If anyone is ashamed of me and my words in this adulterous and sinful generation, the Son of Man will be ashamed of them when he comes in his Father’s glory with the holy angels (Mark 8:38)

These academic changes will produce a dramatic transformation in college culture. The outstanding faculty will demand the freedoms and privileges enjoyed by their colleagues at “peer” and “aspirational” universities: virtually unlimited academic freedom, near unconditional tenure, and complete control over the curriculum. Having been recruited and tenured for their research prowess, they do not devote their primary loyalty to the Christian mission of the college but to their disciplines and their peers in the academy. Hence they find themselves embarrassed by remnants of the old Christian college culture that still remain, which, when measured by the ethos of the national academic culture, appear quaint and unenlightened.

The Kingdoms of the World

Again, the devil took him to a very high mountain and showed him all the kingdoms of the world and their splendor.  “All this I will give you,” he said, “if you will bow down and worship me.”

Jesus said to him, “Away from me, Satan! For it is written: ‘Worship the Lord your God, and serve him only’” (Matt 4:8-10).

The college’s new national profile will expose it to scrutiny by the dominant academic culture. Gradually, social pressure from without and from within will force it step by step to conform to the national culture. What began as a protest and an alternative to secular academia becomes celebration and assimilation to that culture. Politics replaces faith, social activism displaces evangelism, and self-expression crowds out moral conscientiousness. The college has gained the world but lost its soul. A poor bargain indeed!

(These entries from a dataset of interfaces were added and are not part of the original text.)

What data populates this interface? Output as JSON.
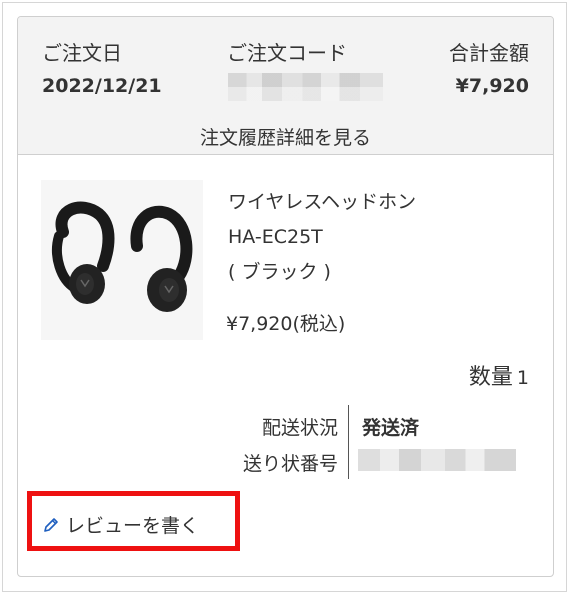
{
  "order": {
    "date_label": "ご注文日",
    "date_value": "2022/12/21",
    "code_label": "ご注文コード",
    "total_label": "合計金額",
    "total_value": "¥7,920",
    "detail_link": "注文履歴詳細を見る"
  },
  "item": {
    "name_line1": "ワイヤレスヘッドホン",
    "name_line2": "HA-EC25T",
    "name_line3": "( ブラック )",
    "price": "¥7,920",
    "tax_note": "(税込)",
    "quantity_label": "数量",
    "quantity_value": "1",
    "image_icon": "earbuds-product-image"
  },
  "shipping": {
    "status_label": "配送状況",
    "status_value": "発送済",
    "tracking_label": "送り状番号"
  },
  "actions": {
    "review_label": "レビューを書く",
    "review_icon": "pencil-icon",
    "highlight_color": "#ee1111"
  }
}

Series Ends. Although there is more to say, this post concludes the four-part series on “open letters” to higher education. I will probably feel the need to revisit the topic, since I have spent all my adult life studying or teaching in colleges and universities.